What to produce: Any picture must be dropped, but each line of the data should be duplicated exactly.

Records for this task:

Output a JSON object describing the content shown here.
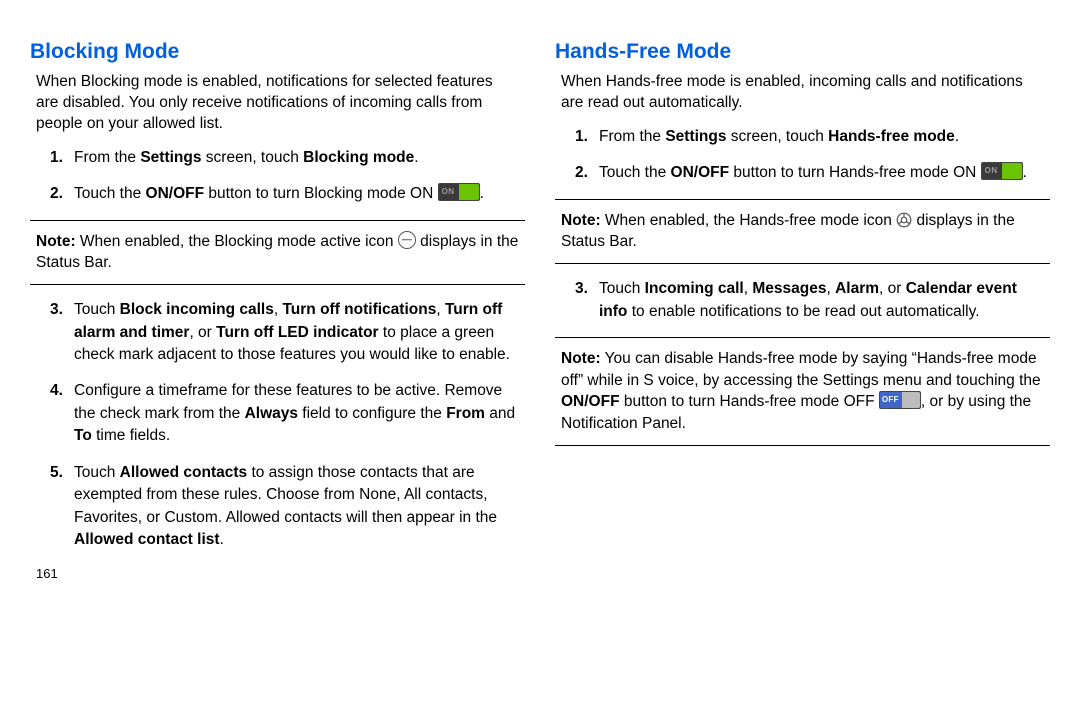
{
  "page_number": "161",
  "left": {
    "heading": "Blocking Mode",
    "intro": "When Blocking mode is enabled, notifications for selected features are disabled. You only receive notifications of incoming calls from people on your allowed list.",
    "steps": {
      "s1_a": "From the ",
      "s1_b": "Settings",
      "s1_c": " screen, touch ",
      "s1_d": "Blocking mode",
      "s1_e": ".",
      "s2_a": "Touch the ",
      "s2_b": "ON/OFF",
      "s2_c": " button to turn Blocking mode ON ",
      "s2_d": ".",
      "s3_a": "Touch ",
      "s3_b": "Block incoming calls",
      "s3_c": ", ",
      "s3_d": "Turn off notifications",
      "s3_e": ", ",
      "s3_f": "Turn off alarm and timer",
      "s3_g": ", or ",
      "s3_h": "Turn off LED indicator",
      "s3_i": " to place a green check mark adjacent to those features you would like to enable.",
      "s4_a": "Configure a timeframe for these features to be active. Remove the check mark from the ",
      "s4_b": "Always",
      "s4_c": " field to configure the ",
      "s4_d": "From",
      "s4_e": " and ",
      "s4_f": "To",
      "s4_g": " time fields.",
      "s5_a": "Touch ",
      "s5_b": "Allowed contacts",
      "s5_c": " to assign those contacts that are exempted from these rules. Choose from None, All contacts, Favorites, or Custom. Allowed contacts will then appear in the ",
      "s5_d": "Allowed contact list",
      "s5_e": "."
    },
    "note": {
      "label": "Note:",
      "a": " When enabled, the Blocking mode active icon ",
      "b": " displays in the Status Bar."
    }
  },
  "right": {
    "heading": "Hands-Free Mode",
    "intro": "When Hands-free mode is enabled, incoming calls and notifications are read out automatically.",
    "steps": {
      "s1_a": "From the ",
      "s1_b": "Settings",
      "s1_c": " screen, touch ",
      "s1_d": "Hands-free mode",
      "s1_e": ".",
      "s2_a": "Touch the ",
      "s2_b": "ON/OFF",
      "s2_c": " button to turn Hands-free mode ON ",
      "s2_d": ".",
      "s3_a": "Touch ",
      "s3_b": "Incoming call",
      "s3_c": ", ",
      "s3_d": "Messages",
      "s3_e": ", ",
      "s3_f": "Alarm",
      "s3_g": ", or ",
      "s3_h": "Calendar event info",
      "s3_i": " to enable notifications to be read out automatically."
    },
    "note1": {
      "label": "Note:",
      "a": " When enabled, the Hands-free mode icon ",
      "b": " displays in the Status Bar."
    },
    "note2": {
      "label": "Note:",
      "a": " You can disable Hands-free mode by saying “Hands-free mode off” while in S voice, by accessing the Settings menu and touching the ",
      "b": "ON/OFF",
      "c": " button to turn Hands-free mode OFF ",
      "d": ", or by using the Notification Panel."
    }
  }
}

Output for this task:
Output a JSON object describing the content shown here.
{
  "page_number": "161",
  "left": {
    "heading": "Blocking Mode",
    "intro": "When Blocking mode is enabled, notifications for selected features are disabled. You only receive notifications of incoming calls from people on your allowed list.",
    "steps": {
      "s1_a": "From the ",
      "s1_b": "Settings",
      "s1_c": " screen, touch ",
      "s1_d": "Blocking mode",
      "s1_e": ".",
      "s2_a": "Touch the ",
      "s2_b": "ON/OFF",
      "s2_c": " button to turn Blocking mode ON ",
      "s2_d": ".",
      "s3_a": "Touch ",
      "s3_b": "Block incoming calls",
      "s3_c": ", ",
      "s3_d": "Turn off notifications",
      "s3_e": ", ",
      "s3_f": "Turn off alarm and timer",
      "s3_g": ", or ",
      "s3_h": "Turn off LED indicator",
      "s3_i": " to place a green check mark adjacent to those features you would like to enable.",
      "s4_a": "Configure a timeframe for these features to be active. Remove the check mark from the ",
      "s4_b": "Always",
      "s4_c": " field to configure the ",
      "s4_d": "From",
      "s4_e": " and ",
      "s4_f": "To",
      "s4_g": " time fields.",
      "s5_a": "Touch ",
      "s5_b": "Allowed contacts",
      "s5_c": " to assign those contacts that are exempted from these rules. Choose from None, All contacts, Favorites, or Custom. Allowed contacts will then appear in the ",
      "s5_d": "Allowed contact list",
      "s5_e": "."
    },
    "note": {
      "label": "Note:",
      "a": " When enabled, the Blocking mode active icon ",
      "b": " displays in the Status Bar."
    }
  },
  "right": {
    "heading": "Hands-Free Mode",
    "intro": "When Hands-free mode is enabled, incoming calls and notifications are read out automatically.",
    "steps": {
      "s1_a": "From the ",
      "s1_b": "Settings",
      "s1_c": " screen, touch ",
      "s1_d": "Hands-free mode",
      "s1_e": ".",
      "s2_a": "Touch the ",
      "s2_b": "ON/OFF",
      "s2_c": " button to turn Hands-free mode ON ",
      "s2_d": ".",
      "s3_a": "Touch ",
      "s3_b": "Incoming call",
      "s3_c": ", ",
      "s3_d": "Messages",
      "s3_e": ", ",
      "s3_f": "Alarm",
      "s3_g": ", or ",
      "s3_h": "Calendar event info",
      "s3_i": " to enable notifications to be read out automatically."
    },
    "note1": {
      "label": "Note:",
      "a": " When enabled, the Hands-free mode icon ",
      "b": " displays in the Status Bar."
    },
    "note2": {
      "label": "Note:",
      "a": " You can disable Hands-free mode by saying “Hands-free mode off” while in S voice, by accessing the Settings menu and touching the ",
      "b": "ON/OFF",
      "c": " button to turn Hands-free mode OFF ",
      "d": ", or by using the Notification Panel."
    }
  }
}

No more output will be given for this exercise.